◆ **Instructions to follow**
From the entries, copy each line that includes "active".

◆ **Given information**
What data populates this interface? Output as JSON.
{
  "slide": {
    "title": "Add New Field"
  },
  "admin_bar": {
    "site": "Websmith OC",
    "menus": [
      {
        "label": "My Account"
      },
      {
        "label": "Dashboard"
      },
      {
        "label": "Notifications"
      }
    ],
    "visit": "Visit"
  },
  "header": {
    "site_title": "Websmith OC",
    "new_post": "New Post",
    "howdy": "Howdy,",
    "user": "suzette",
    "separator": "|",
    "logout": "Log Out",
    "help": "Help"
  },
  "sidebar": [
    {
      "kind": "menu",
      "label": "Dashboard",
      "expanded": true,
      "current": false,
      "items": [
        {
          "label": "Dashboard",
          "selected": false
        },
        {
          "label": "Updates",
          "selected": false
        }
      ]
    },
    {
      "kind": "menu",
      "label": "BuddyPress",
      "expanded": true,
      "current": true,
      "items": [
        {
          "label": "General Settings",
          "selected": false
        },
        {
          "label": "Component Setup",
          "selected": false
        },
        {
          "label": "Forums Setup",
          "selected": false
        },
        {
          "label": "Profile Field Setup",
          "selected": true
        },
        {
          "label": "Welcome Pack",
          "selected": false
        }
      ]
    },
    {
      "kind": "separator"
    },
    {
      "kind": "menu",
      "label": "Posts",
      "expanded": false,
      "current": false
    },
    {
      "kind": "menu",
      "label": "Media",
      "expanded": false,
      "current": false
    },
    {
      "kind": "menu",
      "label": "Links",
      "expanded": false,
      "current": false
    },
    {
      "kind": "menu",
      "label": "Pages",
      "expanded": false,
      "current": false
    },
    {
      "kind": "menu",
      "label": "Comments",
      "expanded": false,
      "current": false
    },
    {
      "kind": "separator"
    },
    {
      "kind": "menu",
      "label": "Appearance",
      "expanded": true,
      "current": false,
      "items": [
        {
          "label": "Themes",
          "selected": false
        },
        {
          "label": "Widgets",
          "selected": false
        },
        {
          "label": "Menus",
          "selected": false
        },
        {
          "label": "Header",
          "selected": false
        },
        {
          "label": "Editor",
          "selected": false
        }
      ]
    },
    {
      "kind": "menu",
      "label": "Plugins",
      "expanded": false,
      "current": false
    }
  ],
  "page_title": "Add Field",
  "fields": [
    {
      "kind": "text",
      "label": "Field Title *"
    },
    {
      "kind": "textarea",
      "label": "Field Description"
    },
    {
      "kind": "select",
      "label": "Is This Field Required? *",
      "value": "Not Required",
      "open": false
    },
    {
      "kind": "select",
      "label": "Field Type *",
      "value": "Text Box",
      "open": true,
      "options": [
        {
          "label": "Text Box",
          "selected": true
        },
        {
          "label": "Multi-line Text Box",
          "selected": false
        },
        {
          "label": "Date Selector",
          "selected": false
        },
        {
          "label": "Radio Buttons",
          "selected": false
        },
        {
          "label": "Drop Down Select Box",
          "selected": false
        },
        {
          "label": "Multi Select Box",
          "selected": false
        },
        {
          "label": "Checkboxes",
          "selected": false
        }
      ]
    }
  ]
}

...

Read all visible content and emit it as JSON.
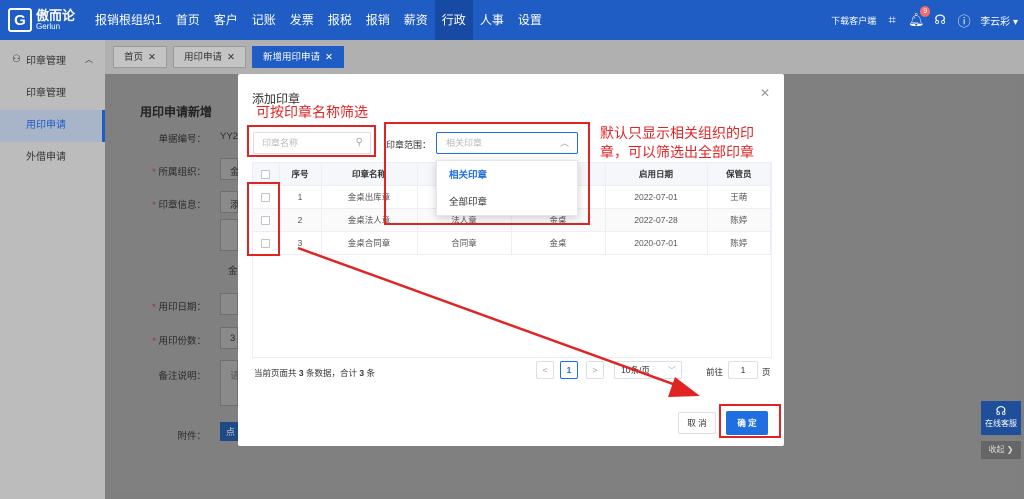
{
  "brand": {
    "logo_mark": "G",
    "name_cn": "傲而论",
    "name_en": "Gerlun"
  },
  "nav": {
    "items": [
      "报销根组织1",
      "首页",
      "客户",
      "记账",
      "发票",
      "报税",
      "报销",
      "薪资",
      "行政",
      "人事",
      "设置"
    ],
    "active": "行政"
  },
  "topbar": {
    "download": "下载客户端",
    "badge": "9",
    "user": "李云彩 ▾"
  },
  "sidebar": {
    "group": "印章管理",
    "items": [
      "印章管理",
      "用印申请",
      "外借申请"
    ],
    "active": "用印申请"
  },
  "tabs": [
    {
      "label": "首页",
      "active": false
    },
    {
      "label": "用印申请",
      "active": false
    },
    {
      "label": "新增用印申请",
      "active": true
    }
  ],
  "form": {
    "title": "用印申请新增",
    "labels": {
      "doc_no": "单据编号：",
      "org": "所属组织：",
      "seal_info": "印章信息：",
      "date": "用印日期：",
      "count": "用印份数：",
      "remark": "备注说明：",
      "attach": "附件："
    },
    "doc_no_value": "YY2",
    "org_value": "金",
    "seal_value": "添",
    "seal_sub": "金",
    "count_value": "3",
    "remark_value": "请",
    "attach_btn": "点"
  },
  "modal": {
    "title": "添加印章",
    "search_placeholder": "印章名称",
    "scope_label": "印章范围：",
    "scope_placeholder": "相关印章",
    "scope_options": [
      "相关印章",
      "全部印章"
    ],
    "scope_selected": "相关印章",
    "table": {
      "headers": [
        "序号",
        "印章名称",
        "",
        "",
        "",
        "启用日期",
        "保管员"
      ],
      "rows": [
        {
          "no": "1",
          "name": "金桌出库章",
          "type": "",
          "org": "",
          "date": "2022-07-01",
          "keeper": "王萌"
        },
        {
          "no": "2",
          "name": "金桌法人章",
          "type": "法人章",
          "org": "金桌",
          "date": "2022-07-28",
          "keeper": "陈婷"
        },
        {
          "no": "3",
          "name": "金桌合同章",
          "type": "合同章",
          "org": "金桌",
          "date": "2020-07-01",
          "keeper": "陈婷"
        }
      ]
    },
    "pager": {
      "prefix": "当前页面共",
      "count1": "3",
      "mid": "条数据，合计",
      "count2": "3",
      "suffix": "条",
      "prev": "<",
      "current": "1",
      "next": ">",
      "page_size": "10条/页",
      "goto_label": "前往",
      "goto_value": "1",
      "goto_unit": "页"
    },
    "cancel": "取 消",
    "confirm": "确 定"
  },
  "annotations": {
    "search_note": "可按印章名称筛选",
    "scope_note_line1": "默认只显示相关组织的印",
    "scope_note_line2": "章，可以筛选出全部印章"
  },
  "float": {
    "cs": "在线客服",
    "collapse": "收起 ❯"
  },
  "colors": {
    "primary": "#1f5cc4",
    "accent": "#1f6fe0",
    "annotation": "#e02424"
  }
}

◆ **Written reply**
    "active": "行政"
    "active": "用印申请"
      "active": false
      "active": false
      "active": true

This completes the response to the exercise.